Kate Evans from Standards Australia, says a Standards Australia representative will be attending the BRM in Geneva and that it will await the agreed resolutions from JTC1 after the BRM has concluded. However, Evans made no mention that another delegate, Rick Jelliffe, will be the senior Australian participant in the ISO ballot.
The only reason Computerworld has obtained for the backflip is the original two employees are unable to attend the BRM.
Director of government affairs at IBM Australia, Kaaren Koomen, who manages a technical person in the OOXML working group, says there were obvious discussions within the committee about who should represent Australia in Geneva and it was satisfied with the two Standards Australia people.
"We were quite surprised there was a change in the delegation without consultation with the committee and when we were advised by Standards Australia of the change there was consternation," Koomen says.

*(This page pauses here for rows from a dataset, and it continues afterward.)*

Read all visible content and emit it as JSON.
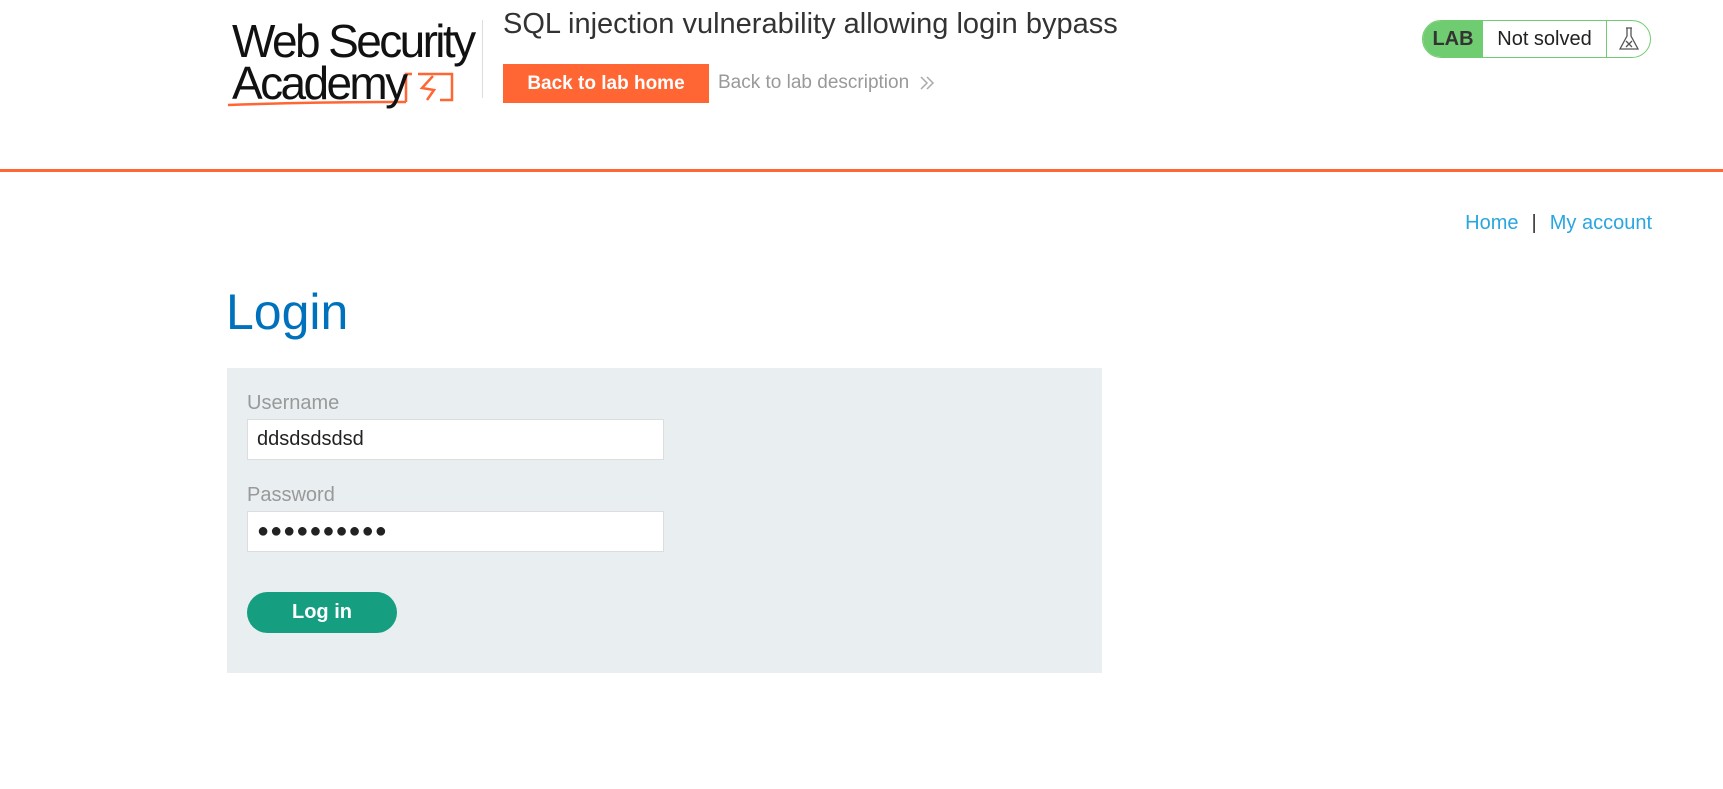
{
  "header": {
    "logo": {
      "line1": "Web Security",
      "line2": "Academy"
    },
    "lab_title": "SQL injection vulnerability allowing login bypass",
    "back_to_lab_home": "Back to lab home",
    "back_to_lab_description": "Back to lab description",
    "lab_badge": "LAB",
    "lab_status": "Not solved",
    "icons": {
      "description_link": "double-chevron-right-icon",
      "status": "flask-icon"
    },
    "colors": {
      "accent": "#ff6633",
      "lab_green": "#70cc70"
    }
  },
  "nav": {
    "home": "Home",
    "separator": "|",
    "my_account": "My account",
    "link_color": "#29a6e0"
  },
  "login": {
    "heading": "Login",
    "username_label": "Username",
    "username_value": "ddsdsdsdsd",
    "password_label": "Password",
    "password_value": "●●●●●●●●●●",
    "submit_label": "Log in",
    "colors": {
      "heading": "#0071bc",
      "button": "#159e80",
      "panel": "#e9eef1"
    }
  }
}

Koomen says the working group was not surprised at the ensuing discussion and there are a number of parties that are not comfortable with the change, including IBM.
"In terms of the BRM we would be relieved if there was another representative on the Australian delegation that felt confident so they could present other views that were more balanced," she says.
Director of Sydney-based open source advisory firm Waugh Partners Jeff Waugh says with concerns of bias and corruption tainting other working groups, the local standards group wants to ensure Standards Australia is not seen to have similar problems.
Waugh, who is also on Standards Australia's OOXML working group, says with two objective participants previously, the group wants to see what NZ has done applied here.
"We would suggest Standards Australia go with a no vote, but it's difficult to see a consensus form around 'no' given the way the process has been run," Waugh says, adding Jelliffe's presence will "certainly have an impact".
"I don't know what they are going to do, but with the position they are in the most likely option is to abstain."
Waugh believes Jelliffe has raised some good comments about the specification, but says it is disconcerting that his commentary of OOXML is along the lines of "yes, there are problems with it, but none are showstoppers so we should standardise it anyway".
"Nothing fazes him about the quality of the specification," Waugh says. "A restructure of the document would help and the ECMA has restructured it quite significantly, but we are still on this fast-track process and we don't have a huge amount of time to go through it before it could become a standard."
"Saying no means saying no to the fast-track process," Waugh says. "There is a view that more time is needed to go through the specification, and there is a view that by standardising it now we are going to push back the option to further harmonise the OOXML and ODF standards."
Waugh says bringing more of the features of the two standards together will eliminate having two standards for many of the same things, and from a locally ISV point of view would simplify the work required by ISVs to support the document formats.
Another organisation on the OOXML working group is Google.
A Google spokesperson told Computerworld the question of whether OOXML is ready for approval as an ISO/IEC standard "is of enormous importance, and we believe that Australia's interests would be much better represented in Geneva if our delegation represented both viewpoints".
"Rick is a highly respected expert in the field of XML-based standards," the spokesperson says. "It does, however, raise concerns that by his own admission he has been a paid consultant on OOXML for the very company proposing it as a standard."
Rick Jelliffe was unavailable for comment.